Thank you Dave for your welcome.
Would you please answer my question just above your post? It would really help me get a clear picture of sharpening the beveled side.
A few quick pointers which I hope wld help
Originally Posted by josephtenzin
Examine the knife at angles agst the light. any chips? irregularities of the edge adn also the choil view
Baseline.. a) Before you start hitting te stone...test with slicing thin piece of paper.. I prefer yellow pages adn see how it cuts. b) feel te edge for bitiness c)feel the edge between thumd adn index finger to feel how thick it is. KNow where the burr is
IF it is bitey adn can slice paper.. light steel removal is required.
1.Assess how much steel needs to be removed. as it is still new, at most it needs to be refined to remove any burrs or wire edge or make it pointy ( two angles has met). This is refining the edge adn as little steel removal is required, lighter pressure. ( weight of knife pressure =1 adn yr regular pressure is 5 . The pressure used shld be around 3 adn gradually tapers off to 1 when you are about done.
2.I wld start with the right hand side. This is not flat. When abrading agst the stone, the finger pressure must be on the edge so that the edge is in contact. Adjust yur angle to ensure that it is in contact with teh stone. For the virgin sharpening, I dont think you need to remove steel till the shinogi line. A few light strokes, check feel the burr on the other side
3. On the flat side, as the burr is on this side now , forward cutting motion is required so that you do not uncurl the burr. you want to cut it off. Note. Index FInger pressure.. one finger on the very edge or index and middle finger on the edge and thumb on the spine area so that you remove steel on teh edge and spine.
Feel where the burr is. and check bitiness test with fingers along the entire edge test after each and every few strokes.. so that you know where to share steel and how much to remove via your pressure. When you are about done.. shld be light alternating strokes..
Know where the burr is. IF light burr pops up on the right hand side,.. its time to remove th burr and i prefer a cutting motion; till teh 2 angles meet.
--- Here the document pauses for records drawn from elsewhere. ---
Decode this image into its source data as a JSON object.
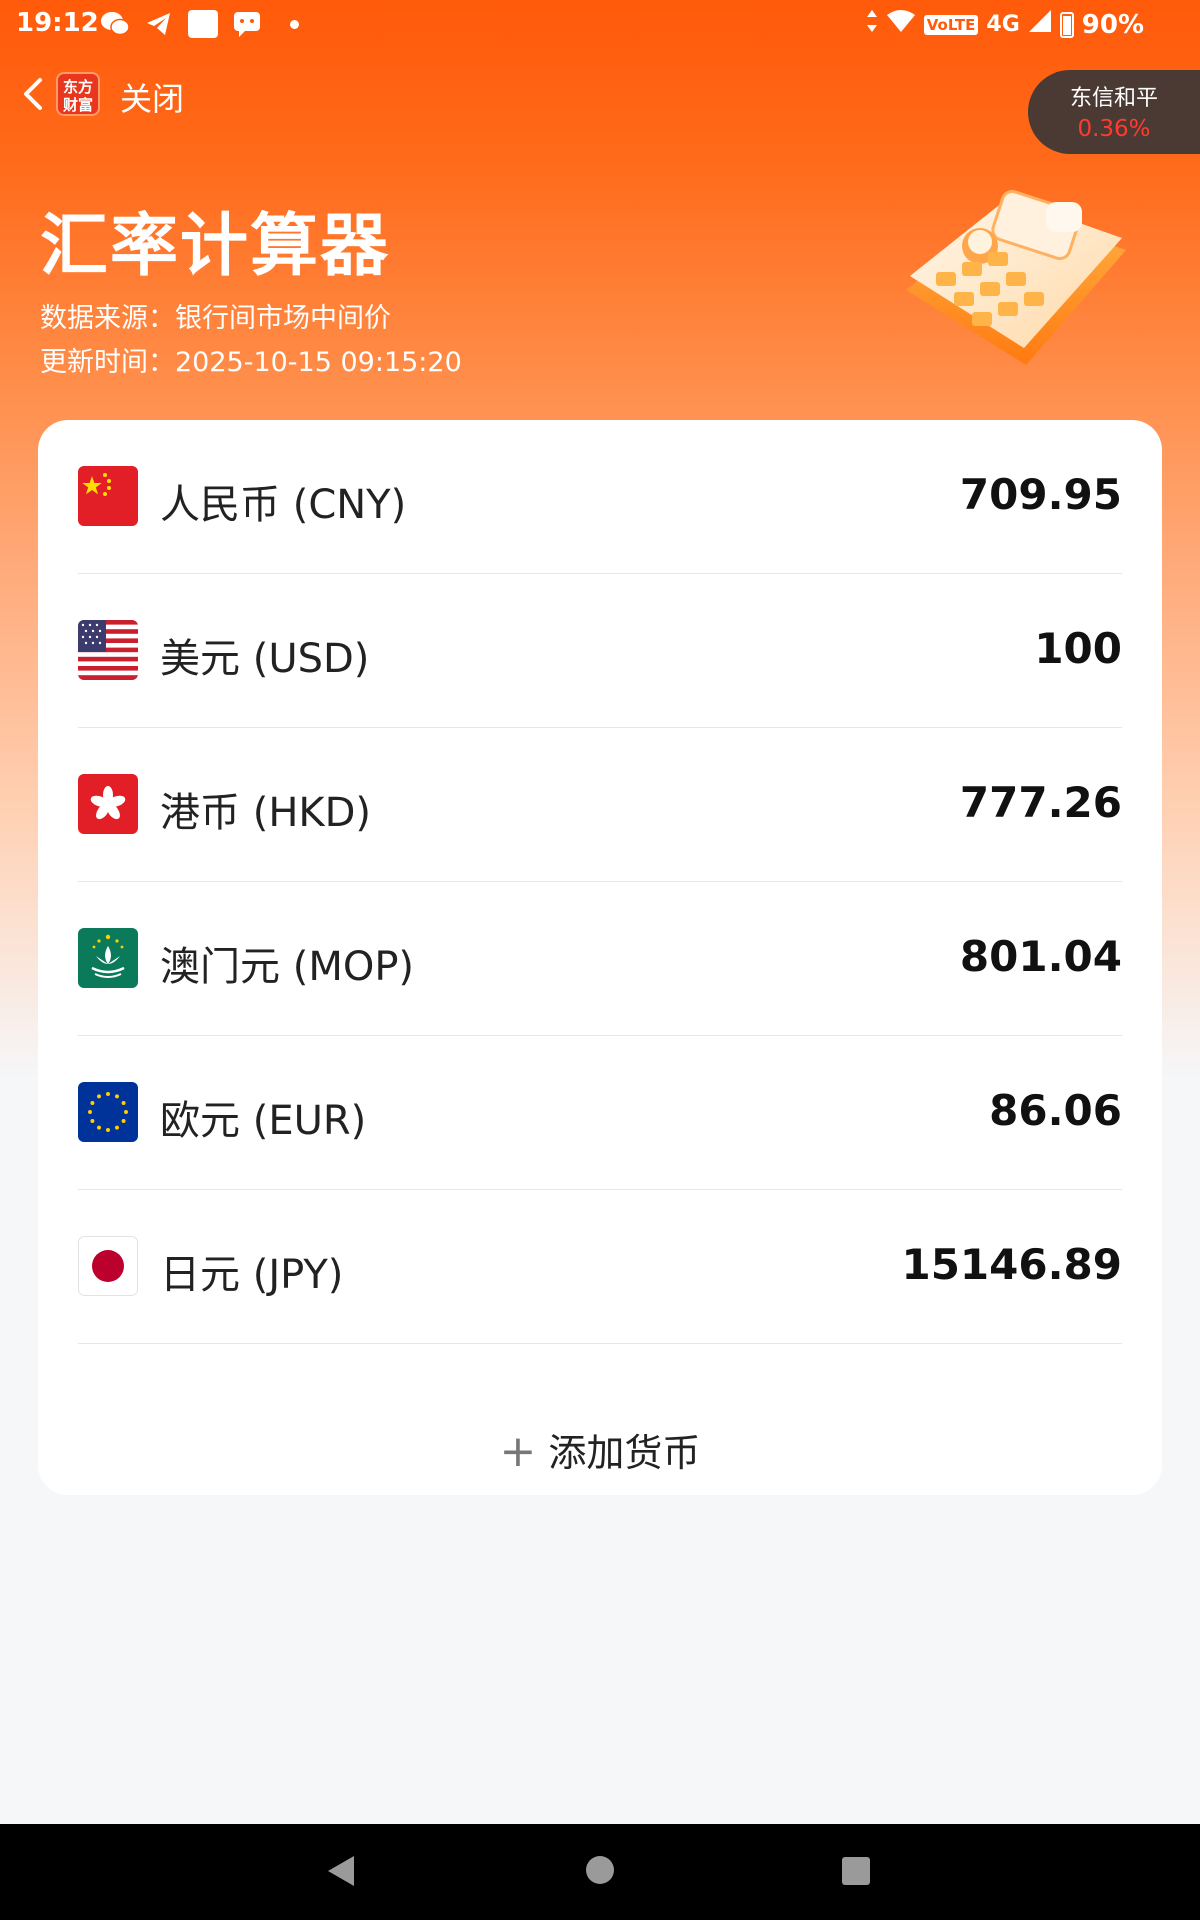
{
  "status_bar": {
    "time": "19:12",
    "network_badge": "VoLTE",
    "network": "4G",
    "battery": "90%"
  },
  "nav": {
    "back_icon": "chevron-left-icon",
    "brand_logo_text": "东方财富",
    "close_label": "关闭"
  },
  "stock_pill": {
    "name": "东信和平",
    "change": "0.36%",
    "change_color": "#ff3b30"
  },
  "header": {
    "title": "汇率计算器",
    "source": "数据来源：银行间市场中间价",
    "updated": "更新时间：2025-10-15 09:15:20",
    "illustration_icon": "calculator-illustration"
  },
  "currencies": [
    {
      "name": "人民币 (CNY)",
      "value": "709.95",
      "flag": "cn-flag-icon"
    },
    {
      "name": "美元 (USD)",
      "value": "100",
      "flag": "us-flag-icon"
    },
    {
      "name": "港币 (HKD)",
      "value": "777.26",
      "flag": "hk-flag-icon"
    },
    {
      "name": "澳门元 (MOP)",
      "value": "801.04",
      "flag": "mo-flag-icon"
    },
    {
      "name": "欧元 (EUR)",
      "value": "86.06",
      "flag": "eu-flag-icon"
    },
    {
      "name": "日元 (JPY)",
      "value": "15146.89",
      "flag": "jp-flag-icon"
    }
  ],
  "add_currency": {
    "icon": "plus-icon",
    "label": "添加货币"
  },
  "colors": {
    "accent": "#ff5a0a",
    "background": "#f6f7f9"
  }
}
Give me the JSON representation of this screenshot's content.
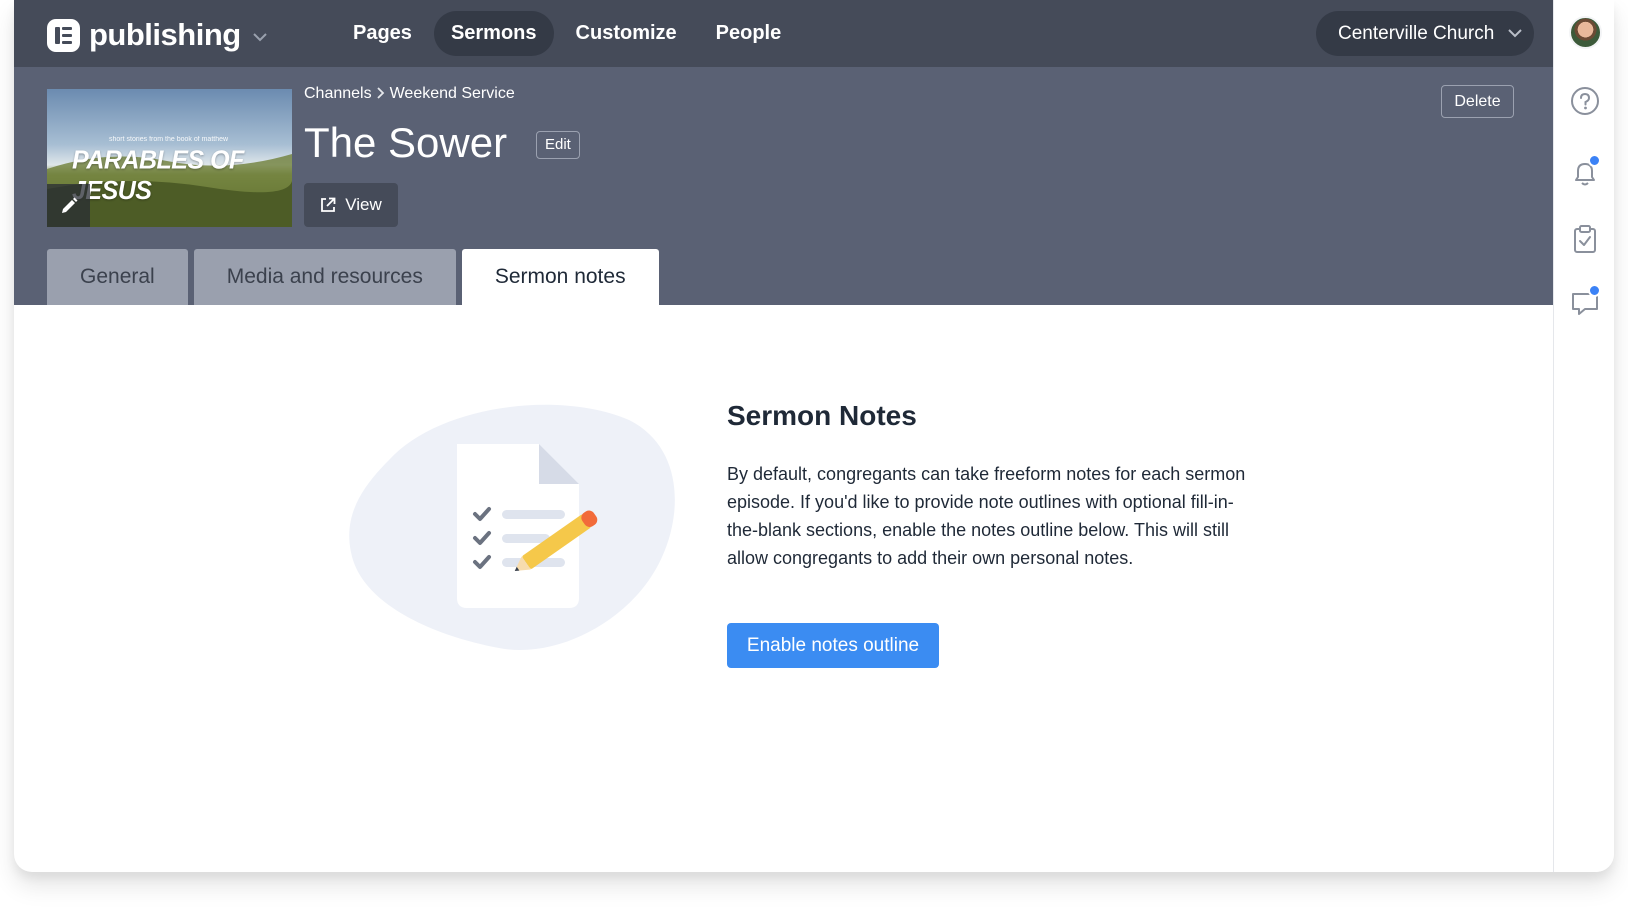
{
  "app": {
    "name": "publishing",
    "icons": {
      "logo": "publishing-logo-icon",
      "caret": "chevron-down-icon"
    }
  },
  "nav": {
    "links": [
      {
        "label": "Pages",
        "active": false
      },
      {
        "label": "Sermons",
        "active": true
      },
      {
        "label": "Customize",
        "active": false
      },
      {
        "label": "People",
        "active": false
      }
    ],
    "org": "Centerville Church"
  },
  "header": {
    "thumbnail": {
      "subtitle": "short stories from the book of matthew",
      "title": "PARABLES OF JESUS"
    },
    "breadcrumb": [
      "Channels",
      "Weekend Service"
    ],
    "title": "The Sower",
    "edit_label": "Edit",
    "view_label": "View",
    "delete_label": "Delete"
  },
  "tabs": [
    {
      "label": "General",
      "active": false
    },
    {
      "label": "Media and resources",
      "active": false
    },
    {
      "label": "Sermon notes",
      "active": true
    }
  ],
  "main": {
    "heading": "Sermon Notes",
    "body": "By default, congregants can take freeform notes for each sermon episode. If you'd like to provide note outlines with optional fill-in-the-blank sections, enable the notes outline below. This will still allow congregants to add their own personal notes.",
    "button": "Enable notes outline"
  },
  "rail": {
    "icons": [
      "avatar",
      "help-icon",
      "bell-icon",
      "clipboard-check-icon",
      "chat-icon"
    ],
    "badges": {
      "notifications": true,
      "chat": true
    }
  },
  "colors": {
    "nav_bg": "#454b59",
    "header_bg": "#5a6174",
    "accent": "#3b8cf2",
    "badge": "#3b82f6"
  }
}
I normally start with a slightly higher angle with lighter pressure as it is thinner and as I lower the angle, more steel to remove and either more strokes wld be required or a slightly heavier pressure initially and then taper off the pressure.
When you got it right.. it will cut/ slice thru the same paper more elegantly smoothly and quietly. AT this stage.. any further steel removal wld be light.
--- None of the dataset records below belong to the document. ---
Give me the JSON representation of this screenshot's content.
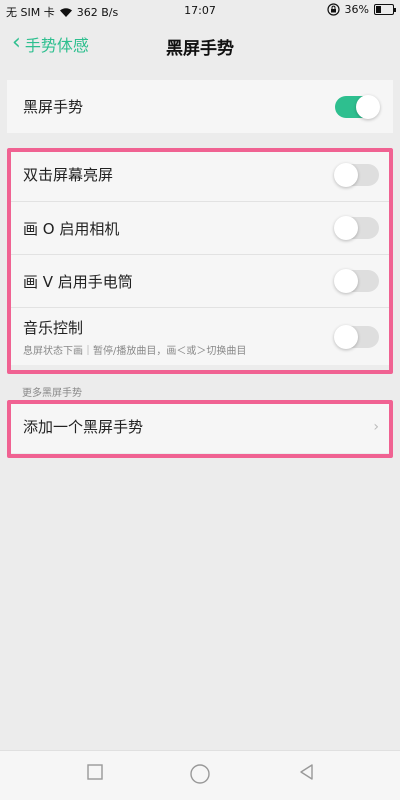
{
  "status_bar": {
    "carrier": "无 SIM 卡",
    "speed": "362 B/s",
    "time": "17:07",
    "battery": "36%",
    "battery_level": 0.36
  },
  "header": {
    "back_label": "手势体感",
    "title": "黑屏手势"
  },
  "main_toggle": {
    "label": "黑屏手势",
    "on": true
  },
  "gestures": [
    {
      "label": "双击屏幕亮屏",
      "on": false
    },
    {
      "label": "画 O 启用相机",
      "on": false
    },
    {
      "label": "画 V 启用手电筒",
      "on": false
    },
    {
      "label": "音乐控制",
      "subtitle": "息屏状态下画｜暂停/播放曲目，画＜或＞切换曲目",
      "on": false
    }
  ],
  "more_section": {
    "label": "更多黑屏手势",
    "add_label": "添加一个黑屏手势"
  },
  "colors": {
    "accent": "#2ebf8f",
    "highlight": "#f06292"
  }
}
an unapproved method that i normally use is a 1600 grit diamond rod that i use to remove burrs.. using very light cutting pressure into the rod to break it off and a couple of light strokes to make it pointy. ON te flat side.., I place it flat. Once the burrs are removed... a few alternating strokes on each side shld refine it adn shld be done.
Have a great time and don't go over shaving the edge by mindlessly abrading the edge. Know where you want to remove steel and how much is required via the finger test and adjust your pressure accordingly and you shld be fine...
have a great week-end.
I have a Shigeharu deba as well BTW. I just re-read your original post. I hadn't noticed the mention of chicken and beef butchery the first time around. I'm going to offer you a word of caution here. A traditional deba is designed for fish butchery. There is no issue cutting a boneless protein with a traditional deba if you want to go that route. Beef bone? Forget it. You may see videos and hear of people who butcher whole chickens with traditional debas. This is possible. Some debas are designed and sharpened for breaking down fish with pretty thick bones but again, a deba is not designed for butchering chicken. You could very well damage your edge quite badly on a chicken. I would suggest building an understanding of how to create a strong edge before touching a chicken with your deba.
Thanks for the warning and I have no intention on using my deba to cut bones. Just meat on chickens, beef and pork.
Thank you for the information that starts with the knife coming out of the box as new. Very very helpful.
Also about the use of pressure and not having to sharpen all below the shinogi-line with a new knife.